== Segment start ==

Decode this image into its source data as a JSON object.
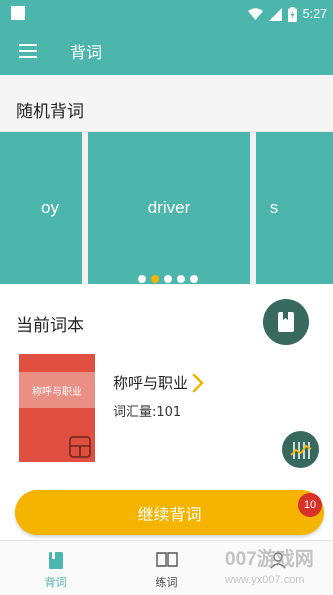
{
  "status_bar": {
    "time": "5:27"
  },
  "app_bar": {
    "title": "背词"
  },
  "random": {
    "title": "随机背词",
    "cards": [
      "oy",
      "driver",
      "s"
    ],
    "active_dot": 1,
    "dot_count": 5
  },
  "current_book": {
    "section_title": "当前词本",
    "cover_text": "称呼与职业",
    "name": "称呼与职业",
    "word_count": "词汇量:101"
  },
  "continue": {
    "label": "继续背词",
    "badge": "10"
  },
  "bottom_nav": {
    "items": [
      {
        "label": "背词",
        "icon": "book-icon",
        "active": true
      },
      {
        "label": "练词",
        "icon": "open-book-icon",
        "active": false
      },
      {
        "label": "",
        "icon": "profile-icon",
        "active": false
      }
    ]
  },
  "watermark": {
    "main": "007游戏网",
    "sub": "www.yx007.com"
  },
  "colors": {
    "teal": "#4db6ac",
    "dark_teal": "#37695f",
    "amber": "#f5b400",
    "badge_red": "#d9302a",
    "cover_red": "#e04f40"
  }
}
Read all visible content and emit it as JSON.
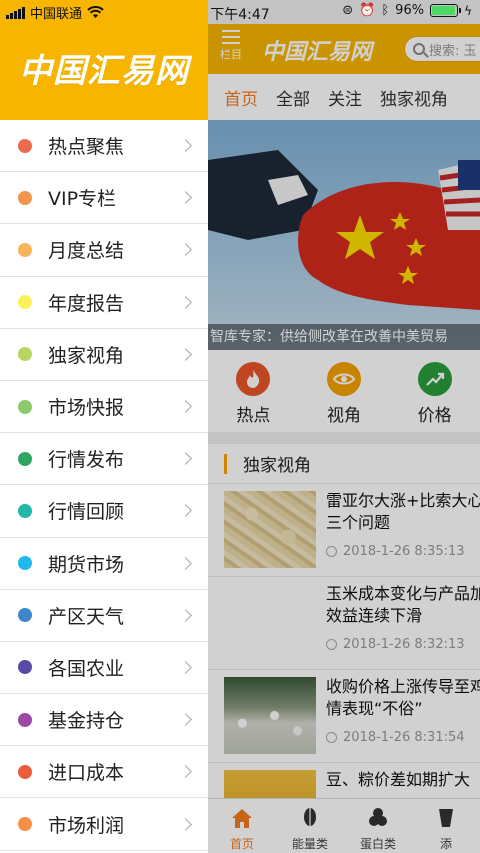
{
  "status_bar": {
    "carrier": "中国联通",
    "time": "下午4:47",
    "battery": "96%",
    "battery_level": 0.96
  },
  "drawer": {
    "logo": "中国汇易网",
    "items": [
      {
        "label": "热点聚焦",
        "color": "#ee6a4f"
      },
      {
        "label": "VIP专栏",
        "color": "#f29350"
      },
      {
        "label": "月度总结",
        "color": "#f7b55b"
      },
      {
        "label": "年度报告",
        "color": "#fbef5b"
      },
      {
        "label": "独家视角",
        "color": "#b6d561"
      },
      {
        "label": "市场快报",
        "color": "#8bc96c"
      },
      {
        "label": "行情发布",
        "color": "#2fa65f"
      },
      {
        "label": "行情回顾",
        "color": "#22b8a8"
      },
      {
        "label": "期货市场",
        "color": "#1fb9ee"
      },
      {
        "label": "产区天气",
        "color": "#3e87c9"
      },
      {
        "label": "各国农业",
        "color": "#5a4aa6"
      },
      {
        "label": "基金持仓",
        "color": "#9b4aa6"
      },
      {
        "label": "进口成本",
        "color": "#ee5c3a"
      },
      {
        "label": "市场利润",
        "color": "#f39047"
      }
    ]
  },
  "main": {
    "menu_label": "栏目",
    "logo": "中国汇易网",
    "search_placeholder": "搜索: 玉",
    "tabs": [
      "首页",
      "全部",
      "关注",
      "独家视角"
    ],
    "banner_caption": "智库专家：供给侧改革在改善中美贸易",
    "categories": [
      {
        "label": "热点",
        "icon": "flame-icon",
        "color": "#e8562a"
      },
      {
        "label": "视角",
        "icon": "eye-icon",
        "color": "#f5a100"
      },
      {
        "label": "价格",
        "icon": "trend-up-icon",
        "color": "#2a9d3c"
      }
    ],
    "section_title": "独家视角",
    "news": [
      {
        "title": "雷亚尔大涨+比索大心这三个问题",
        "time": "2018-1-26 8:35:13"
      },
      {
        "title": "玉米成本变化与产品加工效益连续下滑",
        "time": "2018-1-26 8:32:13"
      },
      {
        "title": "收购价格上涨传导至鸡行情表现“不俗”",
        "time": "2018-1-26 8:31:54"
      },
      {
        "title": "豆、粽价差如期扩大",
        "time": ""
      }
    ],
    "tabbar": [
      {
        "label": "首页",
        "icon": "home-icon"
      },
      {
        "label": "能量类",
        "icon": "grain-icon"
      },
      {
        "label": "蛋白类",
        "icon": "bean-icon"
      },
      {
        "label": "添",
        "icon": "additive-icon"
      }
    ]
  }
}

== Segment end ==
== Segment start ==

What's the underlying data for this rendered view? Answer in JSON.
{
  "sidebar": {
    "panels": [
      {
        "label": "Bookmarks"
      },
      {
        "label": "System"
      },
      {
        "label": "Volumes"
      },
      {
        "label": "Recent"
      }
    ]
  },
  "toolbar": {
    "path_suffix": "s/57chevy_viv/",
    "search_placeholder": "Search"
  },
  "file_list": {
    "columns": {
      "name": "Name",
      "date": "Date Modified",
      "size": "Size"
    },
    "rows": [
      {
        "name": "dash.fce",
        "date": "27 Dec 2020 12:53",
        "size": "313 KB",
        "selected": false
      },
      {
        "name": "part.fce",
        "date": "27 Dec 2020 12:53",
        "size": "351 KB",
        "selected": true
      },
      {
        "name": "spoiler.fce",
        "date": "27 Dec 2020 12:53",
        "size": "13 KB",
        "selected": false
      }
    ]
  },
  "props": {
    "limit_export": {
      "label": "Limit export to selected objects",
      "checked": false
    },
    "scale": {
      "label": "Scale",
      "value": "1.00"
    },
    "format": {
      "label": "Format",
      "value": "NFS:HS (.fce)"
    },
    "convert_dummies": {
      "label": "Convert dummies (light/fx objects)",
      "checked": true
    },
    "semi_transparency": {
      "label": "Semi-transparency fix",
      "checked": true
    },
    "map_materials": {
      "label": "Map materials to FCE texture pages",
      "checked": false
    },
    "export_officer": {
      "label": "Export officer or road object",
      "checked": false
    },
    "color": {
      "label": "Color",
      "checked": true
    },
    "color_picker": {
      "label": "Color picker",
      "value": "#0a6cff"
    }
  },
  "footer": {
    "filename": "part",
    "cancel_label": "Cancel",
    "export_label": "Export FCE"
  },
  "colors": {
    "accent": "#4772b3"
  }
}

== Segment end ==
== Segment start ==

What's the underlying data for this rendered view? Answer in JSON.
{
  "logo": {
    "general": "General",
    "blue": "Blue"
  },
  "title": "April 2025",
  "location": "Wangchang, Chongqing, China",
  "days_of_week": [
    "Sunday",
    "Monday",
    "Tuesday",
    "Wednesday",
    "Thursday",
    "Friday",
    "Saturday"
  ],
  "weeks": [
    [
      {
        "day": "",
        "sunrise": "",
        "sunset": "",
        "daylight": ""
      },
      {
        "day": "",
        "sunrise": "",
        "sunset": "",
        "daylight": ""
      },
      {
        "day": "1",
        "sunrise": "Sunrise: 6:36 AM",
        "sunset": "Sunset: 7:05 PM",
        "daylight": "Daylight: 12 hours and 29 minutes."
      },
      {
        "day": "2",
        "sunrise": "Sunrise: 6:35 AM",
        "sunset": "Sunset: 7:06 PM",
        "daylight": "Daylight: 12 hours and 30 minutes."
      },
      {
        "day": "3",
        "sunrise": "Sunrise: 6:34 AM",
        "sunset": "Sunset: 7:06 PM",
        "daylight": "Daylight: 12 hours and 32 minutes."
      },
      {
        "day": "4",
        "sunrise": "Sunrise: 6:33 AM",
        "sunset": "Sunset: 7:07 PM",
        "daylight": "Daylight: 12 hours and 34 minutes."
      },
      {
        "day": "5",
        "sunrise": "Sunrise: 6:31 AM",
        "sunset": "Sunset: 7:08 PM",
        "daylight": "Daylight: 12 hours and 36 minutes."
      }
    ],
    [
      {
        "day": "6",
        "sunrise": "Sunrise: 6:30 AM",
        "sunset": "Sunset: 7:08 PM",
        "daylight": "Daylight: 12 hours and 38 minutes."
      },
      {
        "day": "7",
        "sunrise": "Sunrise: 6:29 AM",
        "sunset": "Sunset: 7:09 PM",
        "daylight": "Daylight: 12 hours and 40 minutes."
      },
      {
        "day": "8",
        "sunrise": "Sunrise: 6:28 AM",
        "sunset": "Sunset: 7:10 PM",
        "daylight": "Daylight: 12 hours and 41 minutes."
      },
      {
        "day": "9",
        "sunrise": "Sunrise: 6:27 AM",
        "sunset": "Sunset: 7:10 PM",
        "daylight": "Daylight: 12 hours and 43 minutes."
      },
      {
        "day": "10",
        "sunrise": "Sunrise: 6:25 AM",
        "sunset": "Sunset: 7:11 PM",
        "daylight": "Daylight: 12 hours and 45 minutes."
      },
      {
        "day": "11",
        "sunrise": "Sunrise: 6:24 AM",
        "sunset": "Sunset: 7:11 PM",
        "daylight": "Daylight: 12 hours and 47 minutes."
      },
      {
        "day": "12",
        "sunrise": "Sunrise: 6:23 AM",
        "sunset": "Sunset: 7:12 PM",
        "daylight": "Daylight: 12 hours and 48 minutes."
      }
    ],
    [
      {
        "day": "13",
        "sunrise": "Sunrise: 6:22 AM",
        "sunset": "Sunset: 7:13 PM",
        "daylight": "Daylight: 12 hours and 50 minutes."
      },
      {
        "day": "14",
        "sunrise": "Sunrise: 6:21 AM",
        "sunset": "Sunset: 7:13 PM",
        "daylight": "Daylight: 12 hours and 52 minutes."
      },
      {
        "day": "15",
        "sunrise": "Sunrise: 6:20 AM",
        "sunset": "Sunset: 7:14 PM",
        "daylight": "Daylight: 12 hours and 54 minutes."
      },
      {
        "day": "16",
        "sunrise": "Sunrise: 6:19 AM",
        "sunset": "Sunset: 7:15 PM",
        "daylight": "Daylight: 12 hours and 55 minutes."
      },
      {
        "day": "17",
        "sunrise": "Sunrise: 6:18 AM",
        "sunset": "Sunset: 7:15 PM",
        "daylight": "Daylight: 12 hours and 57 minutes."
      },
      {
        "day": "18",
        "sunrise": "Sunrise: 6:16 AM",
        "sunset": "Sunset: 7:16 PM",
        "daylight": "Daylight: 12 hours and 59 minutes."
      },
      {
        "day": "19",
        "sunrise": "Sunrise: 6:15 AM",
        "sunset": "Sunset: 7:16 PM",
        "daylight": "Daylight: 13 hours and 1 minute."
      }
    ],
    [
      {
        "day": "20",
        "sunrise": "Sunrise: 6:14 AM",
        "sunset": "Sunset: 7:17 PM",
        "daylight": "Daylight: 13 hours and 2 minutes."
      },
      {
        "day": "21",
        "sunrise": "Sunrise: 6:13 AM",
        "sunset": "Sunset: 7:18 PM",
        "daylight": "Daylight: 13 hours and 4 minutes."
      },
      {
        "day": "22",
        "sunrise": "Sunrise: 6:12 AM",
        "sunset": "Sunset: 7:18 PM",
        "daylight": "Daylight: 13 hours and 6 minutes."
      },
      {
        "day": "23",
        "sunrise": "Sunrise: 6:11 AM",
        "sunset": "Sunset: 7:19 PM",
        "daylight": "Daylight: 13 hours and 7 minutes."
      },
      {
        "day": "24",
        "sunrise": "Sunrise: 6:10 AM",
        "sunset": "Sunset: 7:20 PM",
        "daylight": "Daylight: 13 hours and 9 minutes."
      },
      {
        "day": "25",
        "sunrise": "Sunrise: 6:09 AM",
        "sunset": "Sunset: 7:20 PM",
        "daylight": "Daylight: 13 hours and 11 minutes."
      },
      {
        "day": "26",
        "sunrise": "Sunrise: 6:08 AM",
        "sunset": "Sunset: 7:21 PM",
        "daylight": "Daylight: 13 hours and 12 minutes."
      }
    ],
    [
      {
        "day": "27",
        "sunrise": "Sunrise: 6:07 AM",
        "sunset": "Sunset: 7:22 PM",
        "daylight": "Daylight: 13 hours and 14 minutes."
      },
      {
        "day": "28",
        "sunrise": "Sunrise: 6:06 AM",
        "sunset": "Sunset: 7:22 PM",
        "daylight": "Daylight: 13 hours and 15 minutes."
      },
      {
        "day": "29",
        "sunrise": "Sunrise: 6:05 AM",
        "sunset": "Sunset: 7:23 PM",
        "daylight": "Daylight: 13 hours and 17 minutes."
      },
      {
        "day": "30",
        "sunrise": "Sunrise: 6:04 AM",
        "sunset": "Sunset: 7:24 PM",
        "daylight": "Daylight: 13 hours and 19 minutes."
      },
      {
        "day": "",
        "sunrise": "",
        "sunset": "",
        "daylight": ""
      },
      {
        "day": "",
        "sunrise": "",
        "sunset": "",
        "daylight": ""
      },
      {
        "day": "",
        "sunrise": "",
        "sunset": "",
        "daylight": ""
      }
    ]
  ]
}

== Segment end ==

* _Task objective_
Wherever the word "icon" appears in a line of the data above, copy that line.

* _Expected answer_
        "icon": "book-icon",
        "icon": "open-book-icon",
        "icon": "profile-icon",
        "icon": "flame-icon",
        "icon": "eye-icon",
        "icon": "trend-up-icon",
        "icon": "home-icon"
        "icon": "grain-icon"
        "icon": "bean-icon"
        "icon": "additive-icon"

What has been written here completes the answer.